Most-watched TV moment globally
The current most-watched TV event globally is a record that has stood for over 25 years, with Atlanta’s 1996 Olympic opening ceremony viewed by 3.6 billion people worldwide, as per the Daily Star.
The ceremony memorably featured Louisiana’s Muhammad Ali light the Olympic torch, and ‘The Greatest’ proclaiming in reference to his Parkinson’s disease that, “God gave me this physical impairment to remind me that I am not the greatest. He is.”
As well as smashing the record for most-watched event globally, The Queen’s funeral is expected to top the standings for most-watched event in the UK, demoting arguably the greatest moment in English sporting history.
Most-watched TV moment in UK
England’s World Cup victory on home soil in 1966 was watched by 32.3 million people as it famously carried on into extra-time. And fittingly, it was Her Majesty Queen Elizabeth II that day who passed the Jules Rimet trophy to England captain Bobby Moore to lift aloft into the Old Wembley sky.
It still to this day remains the only World Cup England have won.

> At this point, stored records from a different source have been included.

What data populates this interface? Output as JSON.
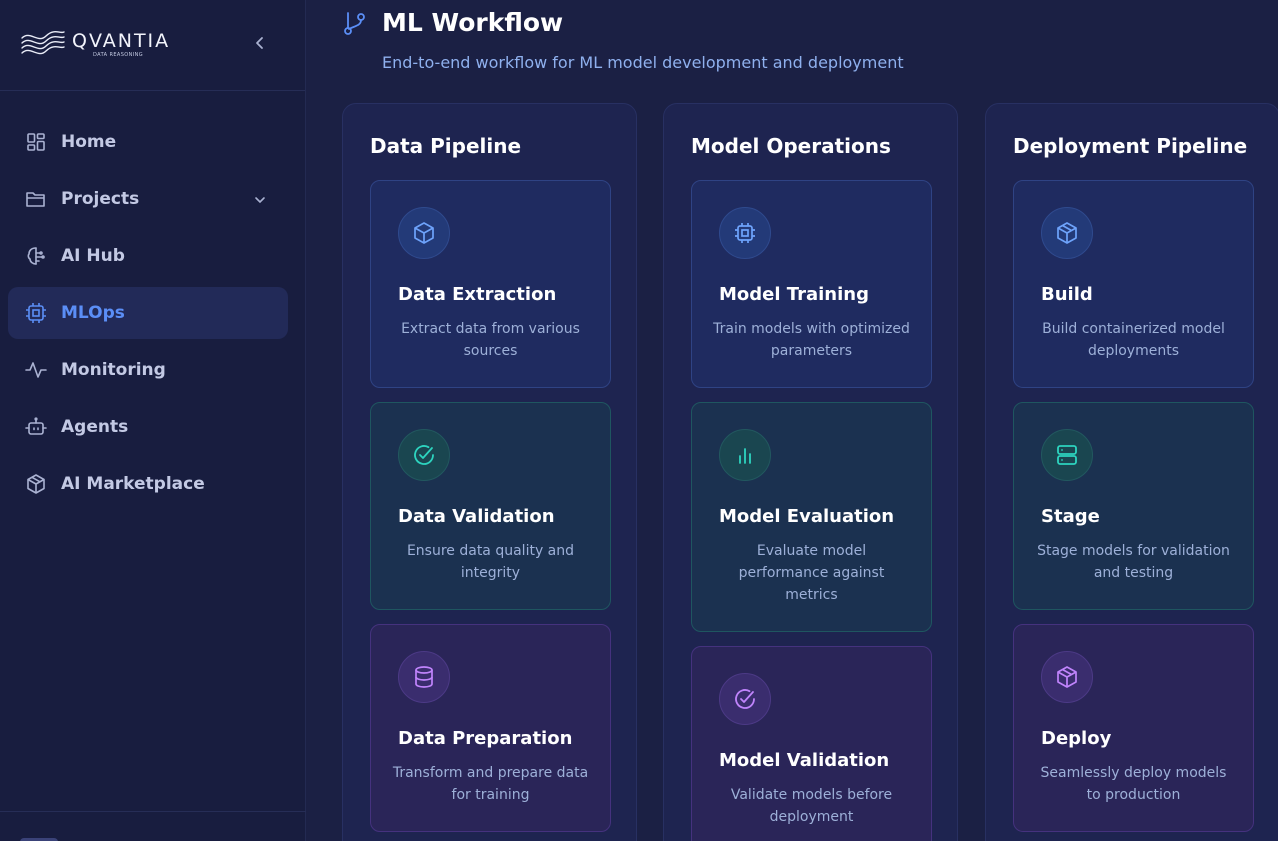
{
  "brand": {
    "name": "QVANTIA",
    "tagline": "DATA REASONING"
  },
  "sidebar": {
    "items": [
      {
        "label": "Home",
        "icon": "grid-icon"
      },
      {
        "label": "Projects",
        "icon": "folder-icon",
        "has_submenu": true
      },
      {
        "label": "AI Hub",
        "icon": "brain-icon"
      },
      {
        "label": "MLOps",
        "icon": "cpu-icon",
        "active": true
      },
      {
        "label": "Monitoring",
        "icon": "activity-icon"
      },
      {
        "label": "Agents",
        "icon": "bot-icon"
      },
      {
        "label": "AI Marketplace",
        "icon": "package-icon"
      }
    ]
  },
  "header": {
    "title": "ML Workflow",
    "subtitle": "End-to-end workflow for ML model development and deployment",
    "icon": "git-branch-icon"
  },
  "columns": [
    {
      "title": "Data Pipeline",
      "cards": [
        {
          "title": "Data Extraction",
          "description": "Extract data from various sources",
          "icon": "box-icon",
          "variant": "blue"
        },
        {
          "title": "Data Validation",
          "description": "Ensure data quality and integrity",
          "icon": "check-circle-icon",
          "variant": "teal"
        },
        {
          "title": "Data Preparation",
          "description": "Transform and prepare data for training",
          "icon": "database-icon",
          "variant": "purple"
        }
      ]
    },
    {
      "title": "Model Operations",
      "cards": [
        {
          "title": "Model Training",
          "description": "Train models with optimized parameters",
          "icon": "cpu-icon",
          "variant": "blue"
        },
        {
          "title": "Model Evaluation",
          "description": "Evaluate model performance against metrics",
          "icon": "bar-chart-icon",
          "variant": "teal"
        },
        {
          "title": "Model Validation",
          "description": "Validate models before deployment",
          "icon": "check-circle-icon",
          "variant": "purple"
        }
      ]
    },
    {
      "title": "Deployment Pipeline",
      "cards": [
        {
          "title": "Build",
          "description": "Build containerized model deployments",
          "icon": "box-icon",
          "variant": "blue"
        },
        {
          "title": "Stage",
          "description": "Stage models for validation and testing",
          "icon": "server-icon",
          "variant": "teal"
        },
        {
          "title": "Deploy",
          "description": "Seamlessly deploy models to production",
          "icon": "box-icon",
          "variant": "purple"
        }
      ]
    }
  ],
  "colors": {
    "accent_blue": "#5b8ef6",
    "accent_teal": "#2dd4bf",
    "accent_purple": "#c084fc",
    "background": "#1b2044",
    "sidebar_bg": "#181d3f"
  }
}
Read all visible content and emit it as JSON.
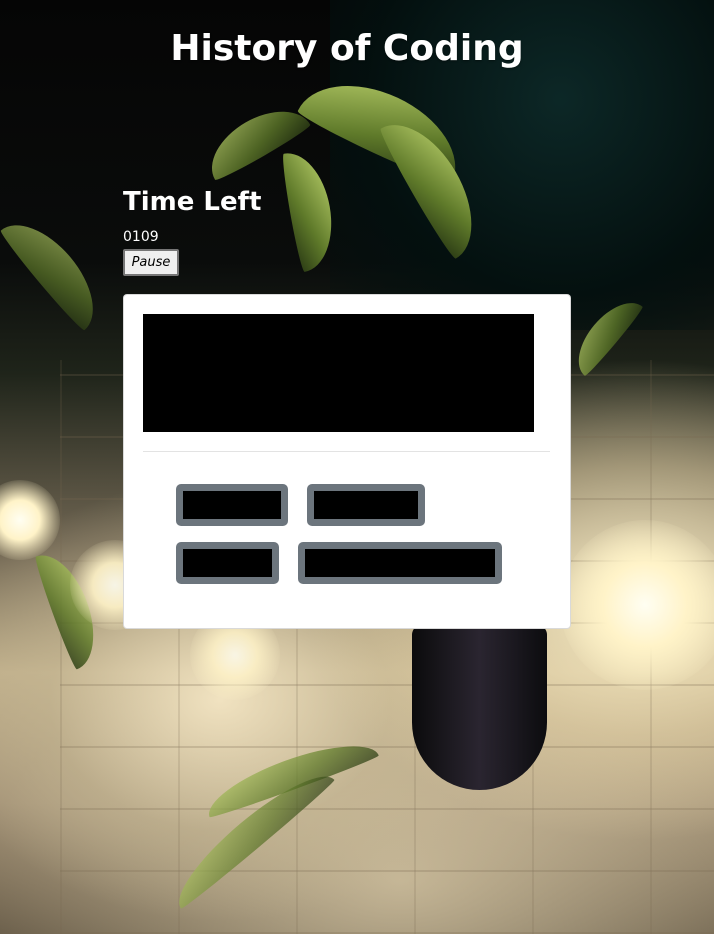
{
  "page": {
    "title": "History of Coding"
  },
  "timer": {
    "heading": "Time Left",
    "value": "0109",
    "pause_label": "Pause"
  },
  "quiz": {
    "question": "",
    "answers": [
      {
        "label": ""
      },
      {
        "label": ""
      },
      {
        "label": ""
      },
      {
        "label": ""
      }
    ]
  },
  "colors": {
    "card_background": "#ffffff",
    "question_fill": "#000000",
    "answer_fill": "#000000",
    "answer_border": "#6c757d",
    "title_text": "#ffffff"
  }
}
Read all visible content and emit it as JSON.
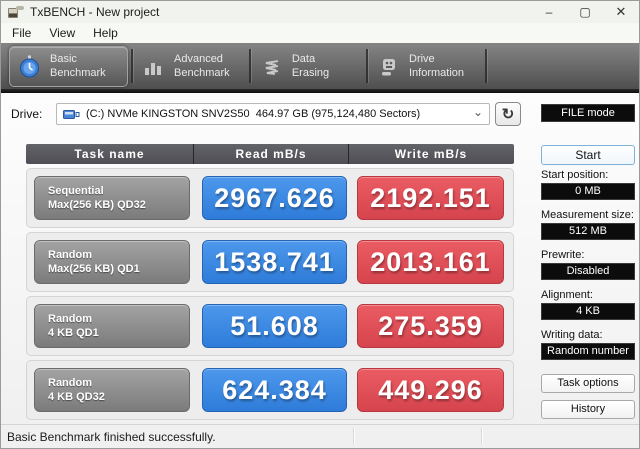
{
  "window": {
    "title": "TxBENCH - New project"
  },
  "icons": {
    "minimize": "–",
    "maximize": "▢",
    "close": "✕",
    "chevron_down": "⌄",
    "refresh": "↻"
  },
  "menu": {
    "items": [
      "File",
      "View",
      "Help"
    ]
  },
  "tabs": [
    {
      "line1": "Basic",
      "line2": "Benchmark",
      "icon": "stopwatch-icon",
      "active": true
    },
    {
      "line1": "Advanced",
      "line2": "Benchmark",
      "icon": "bar-chart-icon",
      "active": false
    },
    {
      "line1": "Data Erasing",
      "line2": "",
      "icon": "erase-icon",
      "active": false
    },
    {
      "line1": "Drive",
      "line2": "Information",
      "icon": "drive-icon",
      "active": false
    }
  ],
  "drive": {
    "label": "Drive:",
    "value": "(C:) NVMe KINGSTON SNV2S50  464.97 GB (975,124,480 Sectors)"
  },
  "mode": {
    "label": "FILE mode"
  },
  "table": {
    "headers": {
      "task": "Task name",
      "read": "Read mB/s",
      "write": "Write mB/s"
    },
    "rows": [
      {
        "task_line1": "Sequential",
        "task_line2": "Max(256 KB) QD32",
        "read": "2967.626",
        "write": "2192.151"
      },
      {
        "task_line1": "Random",
        "task_line2": "Max(256 KB) QD1",
        "read": "1538.741",
        "write": "2013.161"
      },
      {
        "task_line1": "Random",
        "task_line2": "4 KB QD1",
        "read": "51.608",
        "write": "275.359"
      },
      {
        "task_line1": "Random",
        "task_line2": "4 KB QD32",
        "read": "624.384",
        "write": "449.296"
      }
    ]
  },
  "sidebar": {
    "start_button": "Start",
    "fields": [
      {
        "label": "Start position:",
        "value": "0 MB"
      },
      {
        "label": "Measurement size:",
        "value": "512 MB"
      },
      {
        "label": "Prewrite:",
        "value": "Disabled"
      },
      {
        "label": "Alignment:",
        "value": "4 KB"
      },
      {
        "label": "Writing data:",
        "value": "Random number"
      }
    ],
    "task_options_button": "Task options",
    "history_button": "History"
  },
  "status": {
    "message": "Basic Benchmark finished successfully."
  },
  "colors": {
    "read_blue": "#2e7cd9",
    "write_red": "#d6444d",
    "value_black": "#0c0c0c",
    "tabbar_gray": "#4a4a4a"
  }
}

Hopefully that can be corrected later this year as we head to Qatar for the 2022 edition of the tournament.
All major sporting events have been suspended for the day as a mark of respect for Queen Elizabeth II, and most major television channels will be following the service, which is to commence at 11am.
Thank you for your service, Queen Elizabeth II, and may you rest in peace.